The 1961 statute providing for service on the secretary of state in the case of a motorist who is involved in an accident while a resident but who subsequently becomes a nonresident merely affects the law of procedure and not the substantive law, disturbs no vested right nor contractural obligation of such person, and does not offend either the Constitution of this state or the United States. (McGee v. International Life Ins. Co., 355 U.S. 220, 78 S. Ct. 199, 2 L. Ed. 2d 233; 16A C.J.S. 108, Constitutional Law § 418. See, also, 12 Kan. L. Rev. 70, 71  Retroactivity.) Consequently, such statute is given retroactive application.
Defendant contends this action is barred by the two-year statute of limitations (G.S. 1949, 60-306, Third). Plaintiff asserts inasmuch as defendant has been absent from the state as a member of the armed forces at all time since February 15, 1960, the statute of *117 limitations is tolled by the Soldiers' and Sailors' Civil Relief Act, 50 U.S.C.A. App. § 525, which provides, in pertinent part, that the period prescribed by any law for the bringing of an action in any court by or against any person in the military service shall be computed by excluding the time spent in military service.
The wording of section 525 is too plain to require discussion. This and other courts have held that in an action against a serviceman a statute of limitations otherwise applicable has, by virtue of section 525, been tolled during the period of military service. (Lewis v. Publishing Co., 111 Kan. 653, 208 Pac. 254; Green v. Insurance Co., 112 Kan. 50, 54, 209 Pac. 670; Zitomer v. Holdsworth, 178 F. Supp. 504.) The fact that defendant might have been served with summons during the period of the statute of limitations is immaterial. Availability or nonavailability for service of summons has nothing to do with the result. The critical factor which brings section 525 of the act into play is that of military service. When that circumstance is shown, the period of limitation is automatically tolled during the duration of that service. (Zitomer v. Holdsworth, supra.) The act, 50 U.S.C.A. App. § 521, provides for no absolute bar to proceedings against one in the military service. (Fourth National Bank v. Hill, 181 Kan. 683, 314 P.2d 312.)
Defendant contends it was an abuse of discretion for the trial court to permit an amendment to the petition after a demurrer had been lodged thereto. The amendment did not set up a new cause of action but merely tended to show that defendant was absent from the state as a member of the armed services during the time specified in the amendment, thereby tolling the statute of limitations on the cause of action stated in the original petition.
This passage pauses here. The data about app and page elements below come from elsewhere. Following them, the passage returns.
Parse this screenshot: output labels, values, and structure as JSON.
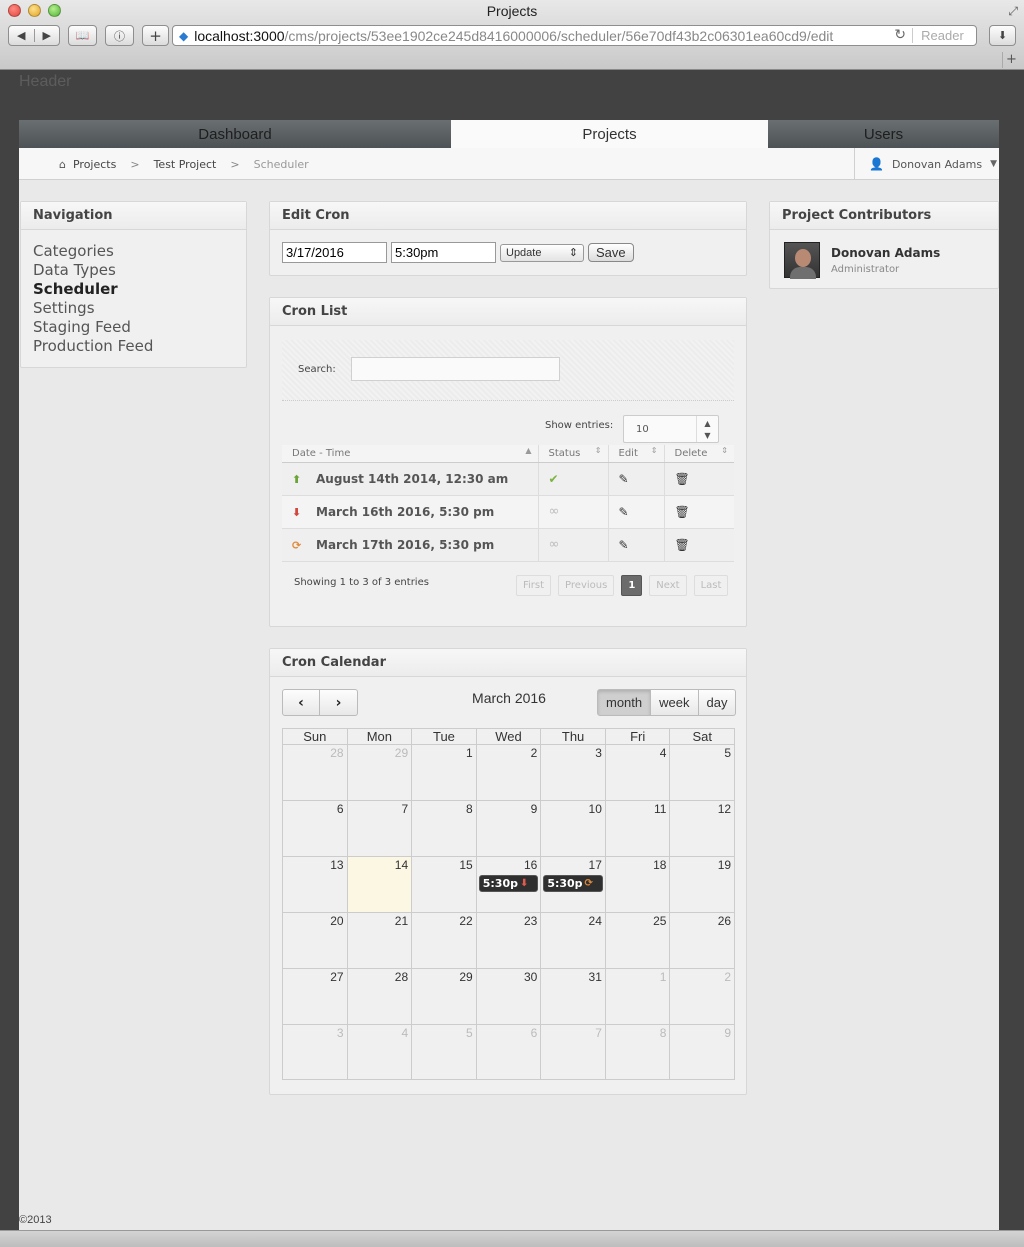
{
  "browser": {
    "window_title": "Projects",
    "url_host": "localhost:3000",
    "url_path": "/cms/projects/53ee1902ce245d8416000006/scheduler/56e70df43b2c06301ea60cd9/edit",
    "reader_label": "Reader"
  },
  "page": {
    "header_label": "Header",
    "copyright": "©2013"
  },
  "topnav": {
    "tabs": [
      {
        "label": "Dashboard"
      },
      {
        "label": "Projects"
      },
      {
        "label": "Users"
      }
    ]
  },
  "breadcrumb": {
    "items": [
      "Projects",
      "Test Project",
      "Scheduler"
    ]
  },
  "user": {
    "name": "Donovan Adams"
  },
  "navigation": {
    "title": "Navigation",
    "items": [
      "Categories",
      "Data Types",
      "Scheduler",
      "Settings",
      "Staging Feed",
      "Production Feed"
    ]
  },
  "edit_cron": {
    "title": "Edit Cron",
    "date": "3/17/2016",
    "time": "5:30pm",
    "action": "Update",
    "save_label": "Save"
  },
  "cron_list": {
    "title": "Cron List",
    "search_label": "Search:",
    "show_label": "Show entries:",
    "show_value": "10",
    "columns": [
      "Date - Time",
      "Status",
      "Edit",
      "Delete"
    ],
    "rows": [
      {
        "datetime": "August 14th 2014, 12:30 am"
      },
      {
        "datetime": "March 16th 2016, 5:30 pm"
      },
      {
        "datetime": "March 17th 2016, 5:30 pm"
      }
    ],
    "info": "Showing 1 to 3 of 3 entries",
    "pager": [
      "First",
      "Previous",
      "1",
      "Next",
      "Last"
    ]
  },
  "calendar": {
    "title": "Cron Calendar",
    "month_label": "March 2016",
    "views": [
      "month",
      "week",
      "day"
    ],
    "weekdays": [
      "Sun",
      "Mon",
      "Tue",
      "Wed",
      "Thu",
      "Fri",
      "Sat"
    ],
    "weeks": [
      [
        "28",
        "29",
        "1",
        "2",
        "3",
        "4",
        "5"
      ],
      [
        "6",
        "7",
        "8",
        "9",
        "10",
        "11",
        "12"
      ],
      [
        "13",
        "14",
        "15",
        "16",
        "17",
        "18",
        "19"
      ],
      [
        "20",
        "21",
        "22",
        "23",
        "24",
        "25",
        "26"
      ],
      [
        "27",
        "28",
        "29",
        "30",
        "31",
        "1",
        "2"
      ],
      [
        "3",
        "4",
        "5",
        "6",
        "7",
        "8",
        "9"
      ]
    ],
    "events": [
      {
        "label": "5:30p"
      },
      {
        "label": "5:30p"
      }
    ]
  },
  "contributors": {
    "title": "Project Contributors",
    "people": [
      {
        "name": "Donovan Adams",
        "role": "Administrator"
      }
    ]
  }
}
Under the provisions of the statute (G.S. 1949, 60-759) great latitude is given to the trial court in the matter of amendment to pleadings with a view of curing defects, supplying omissions and preventing injustice. (Reed v. Western Light & Tel. Co., 155 Kan. 134, 138, 139, 122 P.2d 723; Sundgren v. Topeka Transportation Co., 178 Kan. 83, 89, 283 P.2d 444; Fisher v. Pendleton, 184 Kan. 322, 333, 336 P.2d 472, 74 A.L.R.2d 1274.) Courts will guard the rights of parties by permitting amendments to be made where they will accomplish justice. The court did so in this case.
In view of what has been said it is our conclusion the trial court had jurisdiction of the defendant and did not err in overruling defendant's motion to quash the service of summons or in permitting *118 plaintiff to amend his petition or in overruling defendant's demurrer to plaintiff's petition as amended. The judgment of the trial court is affirmed.